The most active law firms are:
- Clifford Chance – 8%
- Allen & Overy – 6%
- Linklaters – 6%
- Allens – 5%
- King & Wood Mallesons – 5%
- Ashurst – 3%
- Herbert Smith Freehills – 3%
- McCarthy Tetrault – 3%
- Norton Rose Fulbright – 3%
There’s a lot more data to be taken from the II Direct function that is now live on IJInvestor, the latest data/tech innovation that has been driven under the umbrella of IJGlobal.
In the past few months there have been a number of developments in the market that look to be prompted by this growing trend – institutionals investing direct – as specialists seek to capitalise on the shift.
AMP Capital, for example, has launched a global team to facilitate equity co-investments with its institutional investor partners, headed from the US by Dylan Foo with Patsy Sandys leading direct investments out of London to target European opportunities.
Another fine example is Ontario Teachers’ and PSP’s direct ownership of global renewables investment platform Cubico Sustainable Investments. Cubico launched in 2014 as a spin-off of a $2 billion portfolio of assets from Santander, and has been growing its portfolio with acquisitions – generally of ready-to-build or in-construction assets in Europe and, more recently, the Americas.
Earlier this year, Cubico Sustainable Investment acquired a 580MW solar portfolio from Cypress Creek Renewables. Ontario and PSP have already funded Cubico to the tune of $1.5 billion and is understood to have appetite for more.
And then there is Kasper Struve who exited Danish pension fund manager Industriens Pension in January after 11 years to create Unified Investors that will “help institutional investors build exposure to private markets through more cost-efficient structures”, as he puts it.
Meanwhile, Whitehelm Capital late last year caught the market’s imaginations with its first-of-a-kind fund targeting “smart cities infrastructure” equity investments, in sole partnership with Dutch pension fund manager APG.

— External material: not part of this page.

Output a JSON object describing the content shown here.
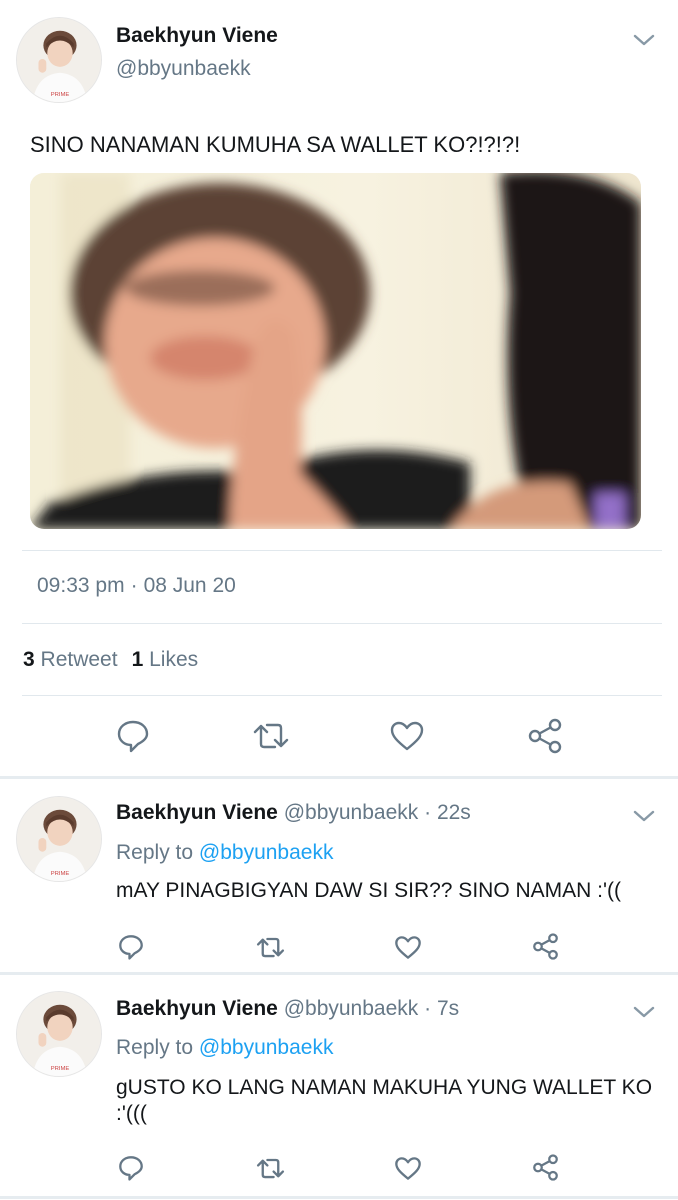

Seemingly Whitehelm has ever since been beating off investors who are keen to join APG – which seeded the vehicle with a commitment of €250 million – but it’s clearly not an open relationship… though it’s likely thinking about repeating the process with other partners.
At the time of launch (November), Whitehelm chief exec Graham Matthews said: “This is the first institutional fund for investment in the sector... This fund will provide long-term financing to create fully-operational, privately-funded infrastructure programmes.”
The reality is that in many cases fund managers’ designs to exit after, say, 10 years does not match many institutional investors’ desire to deploy capital and have it stay there.
It is this appetite that will feed growth in this area as this alternative option grows in popularity in a sector that is no stranger to innovation.